Hi Lew, we’re excited to have you on board as one of our 2020-2021 Fulbright Visiting Research Chairs at Smart Prosperity Institute! Can you tell us a bit about your research/academic background, and what you hope to achieve during your time with SPI?

I am currently pretty focused on reaching a near-zero carbon transportation energy system by 2050 or sooner, and in California the state has committed to reaching this (across the economy) by 2045.  I work on a range of scenario studies, technical analysis, and policy analysis around making this transition happen.


Much of your previous research has focused on international transport and energy policy.  What specific topics and research areas are you looking at currently?
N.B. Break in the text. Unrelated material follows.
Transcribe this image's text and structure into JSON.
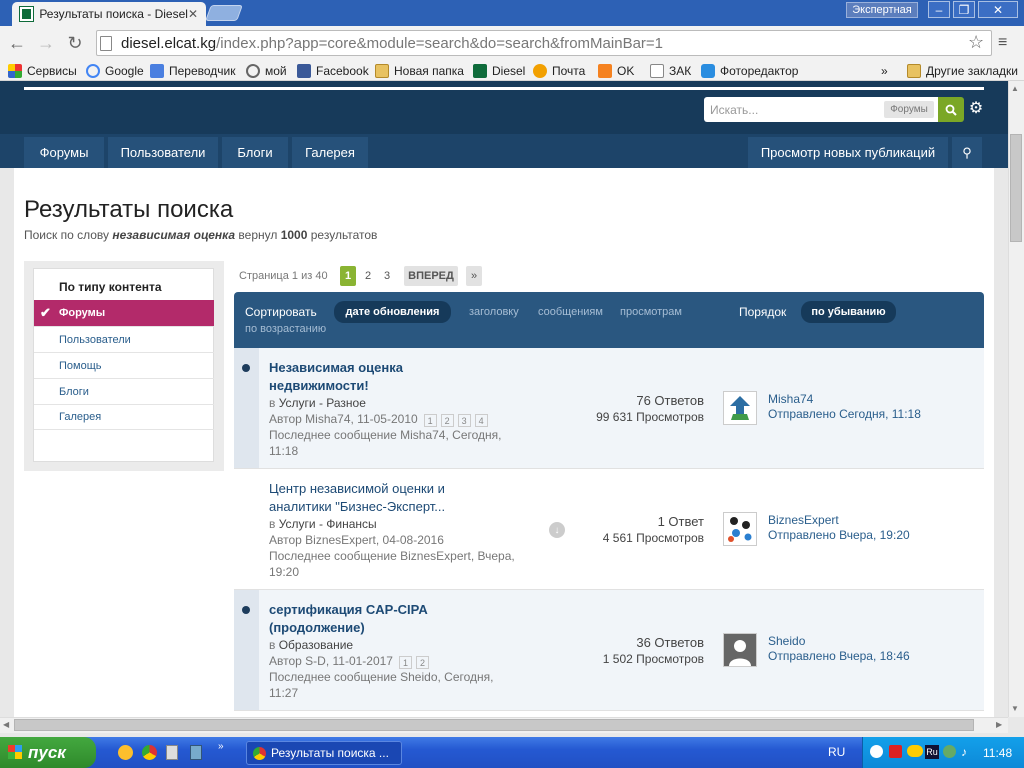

Well, yes, an international context has always been central to my work, but in the past few years California has taken an increasing share of my time, since there is just so much happening.  But I see the Fulbright fellowship as an opportunity to re-invigorate some of my international work, in particular between the US and Canada.  With the new administration incoming in the US, it’s a great time to be thinking about this, both at the national and the provincial/state levels.  There are some important policy alignment opportunities.


What are some of the “big questions” you are approaching through your latest research? Why are they important right now, at this political, economic and environmental moment? 

Transition to low-carbon transportation systems is extremely challenging. The technologies are mostly there, but costs are still a big concern, and the willingness (even awareness) of consumers and business fleets to adopt the technologies is a huge question. We will need strong policies to advance into, for example, a major electrification pathway.


What are the potential policy implications of your research findings?

The question is, how much will the current set of policies achieve, and what additional policies might make the difference in a cost-effective and politically acceptable fashion?  From my work to date, I don’t think the current set of policies (even in California where there are many) is enough to ensure a smooth and rapid transition to zero emission vehicles and fuels.  We have the targets and a number of rules regarding sales, but we still need to create strong market incentives. For example, I think on the fuels side the low-carbon fuel standard is working, but even it is not guaranteed to get us “off of oil” any time soon. 


The Fulbright program is about academic exchange and cross-border collaboration and understanding. What lessons from the American experience can be applied in Canada?

First of all, I think lessons will always go both ways.   Canada is grappling with very similar issues and has a much stronger national set of policies around committing to climate change mitigation. The US needs to follow that path more closely at a national level.  At a state/provincial level, it is interesting to see provinces like Quebec (with electric vehicle rules) and BC (with its low-carbon fuel standard rule) adopt policies that are similar to California’s.  We need to understand how these are similar and different, how effective they are in every location, and how they might be aligned, and expanded to more jurisdictions, to increase their effectiveness. 


What do you hope to bring back to your work at University of California, Davis, from your time here at SPI?

Basically knowledge of this type.  I want to better understand the policy landscape in Canada and how it relates to that in the US.  I would like to help design policies that work for each province, each state, but also provide synergies and combine to increase the power of all the policies.  Canada and California combined represent a market of around 75 million people, it’s huge. I hope we can figure out how to better leverage that, and align US and Canadian policies as the new administration gains steam.


What topics or research areas excite and captivate you moving forward?

 This question of policy alignment, and how each state/province can cooperate to increase its impacts.  Though I acknowledge that each state and province is unique and we will not see everyone adopting the exact same policies. Achieving a balance is pretty fascinating.


Click here to learn more about Smart Prosperity Institute's Fulbright Visiting Research Chairs at the University of Ottawa. Click here to read a Q&A with the other incoming Fulbright Visiting Research Chair in Environmental Policy, Dr. Kenneth Richards.